See, what we don’t realize is that, in calling our teens the “church of tomorrow”, what we’ve inadvertently told them is that their day is yet to come. For now, their place is in the youth room, eating snacks and playing games…leave the “real work” to the adults. Maybe, we’ve communicated complacency in what we meant to be an endearing compliment. We believe in the “church body”, but we’ve unintentionally amputated the little toe, or the fumbling foot, or the not-yet-proportional-arm! And we wonder where our volunteers are! We wonder why the body just doesn’t seem to be all that it could be! If teens are only the church of tomorrow, the church body of today is sorely lacking. Because vital, vibrant parts of the body are relegated to “tomorrow”—until they’ve outgrown their awkwardness and stubbornness and unpredictable-ness.

Think of where Israel would be, if the young David was deemed “not quite ready” to serve as king. Did he mess up? You bet! But that didn’t stop God from putting him in charge! Or think of Mary, mother of Jesus. Sure, she was a teen mom, a “statistic” in our day, but there was something about her heart, that God chose to work His miracle through her. Think of the boy with the lunch in John 6, whose lunch was used to feed thousands! We always imagine this was a kid, but think about the food he had—FIVE barley loaves and TWO fish! This isn’t the lunch of a 6 year old! This is the lunch of a growing adolescent! Perhaps, though scripture doesn’t clearly say, this miraculous meal was provided by someone the age of the “squirrely seventh grader” sitting at the end of your pew. See, God doesn’t marginalize youth…He loves to give them a spot in the great work He does in His people and His church!

Researchers and churches are scratching their heads wondering why so many young people fall away from the church after graduation. But perhaps the sobering reality is that they left the church because they failed to see that they were the church. They were told, in not so many words, that “we’ll start treating you like one of us when you’re older, so stick around ‘til then and then we’ll let you in.” They were, often, part of a “club” their family voted them into at birth, yet they never really understood their role in it. Graduation only offered an easy out.
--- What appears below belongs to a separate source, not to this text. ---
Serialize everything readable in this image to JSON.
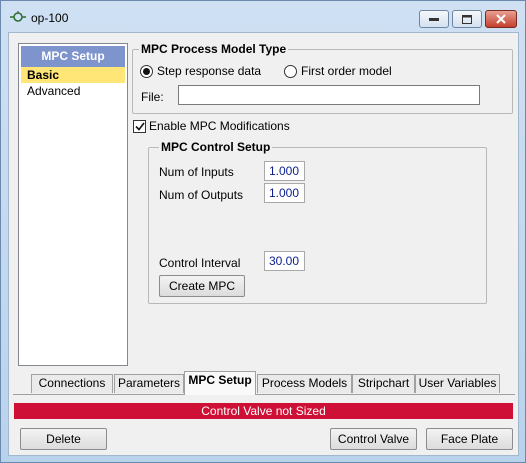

Teens, like all of us really, want to belong. They want to know where they fit in, and what they’re expected to do to fit in there. But this requires us to give them places to fit, recognizing there will be room to grow. Is allowing teens to serve a little tricky? Absolutely! Do they always do things the way we want them to? We wish! (And all the parents reading this echo a resounding “Amen!”) Do they understand all the ins and outs of the church world? Of course not! Yet this is all the more reason we as the “older church people”—the sanctuary sitting, know-how-to-sit-in-a-sermon-without-fidgeting, tithing, voting members of the church—need to allow our teens to serve (and simply exist) alongside us! Who else can better teach a teen to teach, than a veteran Sunday School teacher? Who better knows the dos and don’ts of greeting, or ushering—yes even making coffee and running tech—than those who have been in the trenches for the long haul, week in and week out? If we hope to be an effective church, we must rally the troops—ALL the troops—to head into battle arm in arm, regardless of age.

Church, let’s stop calling our teens the church of tomorrow, and recognize them for what they are—just as much the church of today as you and I.

Jessica Folz, Youth Minister